> _What is expected_
Each entry below is to be copied verbatim.

Web page and app entries:
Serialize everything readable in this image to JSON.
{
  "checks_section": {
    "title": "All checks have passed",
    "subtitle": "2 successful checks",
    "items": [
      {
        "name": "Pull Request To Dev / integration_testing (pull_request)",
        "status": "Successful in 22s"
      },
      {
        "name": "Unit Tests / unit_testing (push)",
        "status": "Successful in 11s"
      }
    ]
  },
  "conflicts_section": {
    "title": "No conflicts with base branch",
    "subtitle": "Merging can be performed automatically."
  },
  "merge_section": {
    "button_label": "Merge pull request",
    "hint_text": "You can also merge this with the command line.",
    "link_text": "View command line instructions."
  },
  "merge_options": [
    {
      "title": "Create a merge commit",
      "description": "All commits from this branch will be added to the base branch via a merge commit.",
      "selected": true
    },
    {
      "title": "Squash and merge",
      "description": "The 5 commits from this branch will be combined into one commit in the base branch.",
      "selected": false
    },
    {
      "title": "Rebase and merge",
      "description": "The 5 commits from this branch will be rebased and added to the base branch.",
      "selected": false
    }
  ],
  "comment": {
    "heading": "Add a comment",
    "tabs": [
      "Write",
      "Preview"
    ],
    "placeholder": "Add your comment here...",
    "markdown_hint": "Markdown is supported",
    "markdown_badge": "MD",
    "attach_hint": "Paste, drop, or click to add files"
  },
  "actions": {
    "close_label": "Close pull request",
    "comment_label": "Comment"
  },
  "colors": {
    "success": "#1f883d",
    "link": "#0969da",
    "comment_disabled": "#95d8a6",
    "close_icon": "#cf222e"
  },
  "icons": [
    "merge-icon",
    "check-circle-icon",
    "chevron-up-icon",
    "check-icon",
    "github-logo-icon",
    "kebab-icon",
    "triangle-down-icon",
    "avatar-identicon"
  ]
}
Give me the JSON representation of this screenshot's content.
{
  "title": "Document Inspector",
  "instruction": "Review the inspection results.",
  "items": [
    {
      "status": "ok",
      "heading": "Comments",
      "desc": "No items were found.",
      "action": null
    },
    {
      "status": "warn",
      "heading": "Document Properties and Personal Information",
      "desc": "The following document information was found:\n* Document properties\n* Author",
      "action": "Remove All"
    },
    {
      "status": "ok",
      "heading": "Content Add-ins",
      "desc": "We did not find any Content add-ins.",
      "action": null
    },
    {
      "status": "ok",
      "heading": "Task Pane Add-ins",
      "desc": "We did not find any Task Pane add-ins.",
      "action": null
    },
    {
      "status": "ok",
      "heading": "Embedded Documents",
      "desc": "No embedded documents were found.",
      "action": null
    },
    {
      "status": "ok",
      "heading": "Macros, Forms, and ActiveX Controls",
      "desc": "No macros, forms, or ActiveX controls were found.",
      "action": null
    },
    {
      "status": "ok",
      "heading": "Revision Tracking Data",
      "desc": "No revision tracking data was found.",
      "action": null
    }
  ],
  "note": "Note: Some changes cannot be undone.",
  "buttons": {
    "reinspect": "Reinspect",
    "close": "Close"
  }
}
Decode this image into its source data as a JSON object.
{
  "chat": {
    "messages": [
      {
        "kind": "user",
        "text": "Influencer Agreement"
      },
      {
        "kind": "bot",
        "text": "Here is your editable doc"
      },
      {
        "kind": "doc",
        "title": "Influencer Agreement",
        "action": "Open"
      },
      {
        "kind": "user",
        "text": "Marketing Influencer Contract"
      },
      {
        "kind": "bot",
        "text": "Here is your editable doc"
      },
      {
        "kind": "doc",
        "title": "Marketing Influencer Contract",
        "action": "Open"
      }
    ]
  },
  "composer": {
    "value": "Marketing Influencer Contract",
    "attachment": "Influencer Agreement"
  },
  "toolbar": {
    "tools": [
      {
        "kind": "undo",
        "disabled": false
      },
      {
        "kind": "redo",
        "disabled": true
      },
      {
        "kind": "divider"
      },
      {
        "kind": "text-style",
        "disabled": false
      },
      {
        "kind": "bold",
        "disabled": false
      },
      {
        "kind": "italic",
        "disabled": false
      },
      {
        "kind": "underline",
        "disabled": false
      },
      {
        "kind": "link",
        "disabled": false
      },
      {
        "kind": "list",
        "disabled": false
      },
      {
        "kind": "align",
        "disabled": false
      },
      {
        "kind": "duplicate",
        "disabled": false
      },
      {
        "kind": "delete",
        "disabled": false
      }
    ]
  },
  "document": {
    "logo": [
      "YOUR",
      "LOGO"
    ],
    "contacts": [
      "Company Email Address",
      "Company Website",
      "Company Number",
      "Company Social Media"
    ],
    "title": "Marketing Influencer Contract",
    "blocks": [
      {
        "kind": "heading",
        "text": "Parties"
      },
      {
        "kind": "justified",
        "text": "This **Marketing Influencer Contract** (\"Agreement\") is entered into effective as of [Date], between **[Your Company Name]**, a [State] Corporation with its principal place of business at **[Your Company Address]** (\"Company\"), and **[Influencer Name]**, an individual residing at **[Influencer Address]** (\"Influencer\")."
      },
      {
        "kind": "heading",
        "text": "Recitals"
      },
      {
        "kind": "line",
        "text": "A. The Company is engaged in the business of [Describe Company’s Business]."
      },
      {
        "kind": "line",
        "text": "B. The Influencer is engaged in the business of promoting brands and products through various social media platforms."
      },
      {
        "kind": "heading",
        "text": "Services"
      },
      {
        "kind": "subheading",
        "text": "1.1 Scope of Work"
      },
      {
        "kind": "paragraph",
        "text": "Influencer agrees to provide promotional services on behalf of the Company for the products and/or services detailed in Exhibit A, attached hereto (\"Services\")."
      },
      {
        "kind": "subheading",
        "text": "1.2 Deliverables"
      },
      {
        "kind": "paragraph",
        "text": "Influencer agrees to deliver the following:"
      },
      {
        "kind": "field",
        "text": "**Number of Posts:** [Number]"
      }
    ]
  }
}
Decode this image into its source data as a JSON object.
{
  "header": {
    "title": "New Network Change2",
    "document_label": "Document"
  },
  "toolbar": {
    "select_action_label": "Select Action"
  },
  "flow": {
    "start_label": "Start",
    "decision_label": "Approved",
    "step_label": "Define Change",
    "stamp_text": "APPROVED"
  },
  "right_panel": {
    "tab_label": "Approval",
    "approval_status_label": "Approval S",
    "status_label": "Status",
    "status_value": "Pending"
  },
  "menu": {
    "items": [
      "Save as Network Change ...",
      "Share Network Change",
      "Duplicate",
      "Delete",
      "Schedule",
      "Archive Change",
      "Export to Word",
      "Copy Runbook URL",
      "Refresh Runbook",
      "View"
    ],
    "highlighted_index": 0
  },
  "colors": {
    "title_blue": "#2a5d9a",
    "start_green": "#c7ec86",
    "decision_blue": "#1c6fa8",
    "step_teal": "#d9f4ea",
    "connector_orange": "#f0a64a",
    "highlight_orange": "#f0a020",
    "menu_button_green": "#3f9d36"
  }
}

> _The completed task_
Serialize everything readable in this image to JSON.
{
  "checks_section": {
    "title": "All checks have passed",
    "subtitle": "2 successful checks",
    "items": [
      {
        "name": "Pull Request To Dev / integration_testing (pull_request)",
        "status": "Successful in 22s"
      },
      {
        "name": "Unit Tests / unit_testing (push)",
        "status": "Successful in 11s"
      }
    ]
  },
  "conflicts_section": {
    "title": "No conflicts with base branch",
    "subtitle": "Merging can be performed automatically."
  },
  "merge_section": {
    "button_label": "Merge pull request",
    "hint_text": "You can also merge this with the command line.",
    "link_text": "View command line instructions."
  },
  "merge_options": [
    {
      "title": "Create a merge commit",
      "description": "All commits from this branch will be added to the base branch via a merge commit.",
      "selected": true
    },
    {
      "title": "Squash and merge",
      "description": "The 5 commits from this branch will be combined into one commit in the base branch.",
      "selected": false
    },
    {
      "title": "Rebase and merge",
      "description": "The 5 commits from this branch will be rebased and added to the base branch.",
      "selected": false
    }
  ],
  "comment": {
    "heading": "Add a comment",
    "tabs": [
      "Write",
      "Preview"
    ],
    "placeholder": "Add your comment here...",
    "markdown_hint": "Markdown is supported",
    "markdown_badge": "MD",
    "attach_hint": "Paste, drop, or click to add files"
  },
  "actions": {
    "close_label": "Close pull request",
    "comment_label": "Comment"
  },
  "colors": {
    "success": "#1f883d",
    "link": "#0969da",
    "comment_disabled": "#95d8a6",
    "close_icon": "#cf222e"
  },
  "icons": [
    "merge-icon",
    "check-circle-icon",
    "chevron-up-icon",
    "check-icon",
    "github-logo-icon",
    "kebab-icon",
    "triangle-down-icon",
    "avatar-identicon"
  ]
}
Give me the JSON representation of this screenshot's content.
{
  "title": "Document Inspector",
  "instruction": "Review the inspection results.",
  "items": [
    {
      "status": "ok",
      "heading": "Comments",
      "desc": "No items were found.",
      "action": null
    },
    {
      "status": "warn",
      "heading": "Document Properties and Personal Information",
      "desc": "The following document information was found:\n* Document properties\n* Author",
      "action": "Remove All"
    },
    {
      "status": "ok",
      "heading": "Content Add-ins",
      "desc": "We did not find any Content add-ins.",
      "action": null
    },
    {
      "status": "ok",
      "heading": "Task Pane Add-ins",
      "desc": "We did not find any Task Pane add-ins.",
      "action": null
    },
    {
      "status": "ok",
      "heading": "Embedded Documents",
      "desc": "No embedded documents were found.",
      "action": null
    },
    {
      "status": "ok",
      "heading": "Macros, Forms, and ActiveX Controls",
      "desc": "No macros, forms, or ActiveX controls were found.",
      "action": null
    },
    {
      "status": "ok",
      "heading": "Revision Tracking Data",
      "desc": "No revision tracking data was found.",
      "action": null
    }
  ],
  "note": "Note: Some changes cannot be undone.",
  "buttons": {
    "reinspect": "Reinspect",
    "close": "Close"
  }
}
Decode this image into its source data as a JSON object.
{
  "chat": {
    "messages": [
      {
        "kind": "user",
        "text": "Influencer Agreement"
      },
      {
        "kind": "bot",
        "text": "Here is your editable doc"
      },
      {
        "kind": "doc",
        "title": "Influencer Agreement",
        "action": "Open"
      },
      {
        "kind": "user",
        "text": "Marketing Influencer Contract"
      },
      {
        "kind": "bot",
        "text": "Here is your editable doc"
      },
      {
        "kind": "doc",
        "title": "Marketing Influencer Contract",
        "action": "Open"
      }
    ]
  },
  "composer": {
    "value": "Marketing Influencer Contract",
    "attachment": "Influencer Agreement"
  },
  "toolbar": {
    "tools": [
      {
        "kind": "undo",
        "disabled": false
      },
      {
        "kind": "redo",
        "disabled": true
      },
      {
        "kind": "divider"
      },
      {
        "kind": "text-style",
        "disabled": false
      },
      {
        "kind": "bold",
        "disabled": false
      },
      {
        "kind": "italic",
        "disabled": false
      },
      {
        "kind": "underline",
        "disabled": false
      },
      {
        "kind": "link",
        "disabled": false
      },
      {
        "kind": "list",
        "disabled": false
      },
      {
        "kind": "align",
        "disabled": false
      },
      {
        "kind": "duplicate",
        "disabled": false
      },
      {
        "kind": "delete",
        "disabled": false
      }
    ]
  },
  "document": {
    "logo": [
      "YOUR",
      "LOGO"
    ],
    "contacts": [
      "Company Email Address",
      "Company Website",
      "Company Number",
      "Company Social Media"
    ],
    "title": "Marketing Influencer Contract",
    "blocks": [
      {
        "kind": "heading",
        "text": "Parties"
      },
      {
        "kind": "justified",
        "text": "This **Marketing Influencer Contract** (\"Agreement\") is entered into effective as of [Date], between **[Your Company Name]**, a [State] Corporation with its principal place of business at **[Your Company Address]** (\"Company\"), and **[Influencer Name]**, an individual residing at **[Influencer Address]** (\"Influencer\")."
      },
      {
        "kind": "heading",
        "text": "Recitals"
      },
      {
        "kind": "line",
        "text": "A. The Company is engaged in the business of [Describe Company’s Business]."
      },
      {
        "kind": "line",
        "text": "B. The Influencer is engaged in the business of promoting brands and products through various social media platforms."
      },
      {
        "kind": "heading",
        "text": "Services"
      },
      {
        "kind": "subheading",
        "text": "1.1 Scope of Work"
      },
      {
        "kind": "paragraph",
        "text": "Influencer agrees to provide promotional services on behalf of the Company for the products and/or services detailed in Exhibit A, attached hereto (\"Services\")."
      },
      {
        "kind": "subheading",
        "text": "1.2 Deliverables"
      },
      {
        "kind": "paragraph",
        "text": "Influencer agrees to deliver the following:"
      },
      {
        "kind": "field",
        "text": "**Number of Posts:** [Number]"
      }
    ]
  }
}
Decode this image into its source data as a JSON object.
{
  "header": {
    "title": "New Network Change2",
    "document_label": "Document"
  },
  "toolbar": {
    "select_action_label": "Select Action"
  },
  "flow": {
    "start_label": "Start",
    "decision_label": "Approved",
    "step_label": "Define Change",
    "stamp_text": "APPROVED"
  },
  "right_panel": {
    "tab_label": "Approval",
    "approval_status_label": "Approval S",
    "status_label": "Status",
    "status_value": "Pending"
  },
  "menu": {
    "items": [
      "Save as Network Change ...",
      "Share Network Change",
      "Duplicate",
      "Delete",
      "Schedule",
      "Archive Change",
      "Export to Word",
      "Copy Runbook URL",
      "Refresh Runbook",
      "View"
    ],
    "highlighted_index": 0
  },
  "colors": {
    "title_blue": "#2a5d9a",
    "start_green": "#c7ec86",
    "decision_blue": "#1c6fa8",
    "step_teal": "#d9f4ea",
    "connector_orange": "#f0a64a",
    "highlight_orange": "#f0a020",
    "menu_button_green": "#3f9d36"
  }
}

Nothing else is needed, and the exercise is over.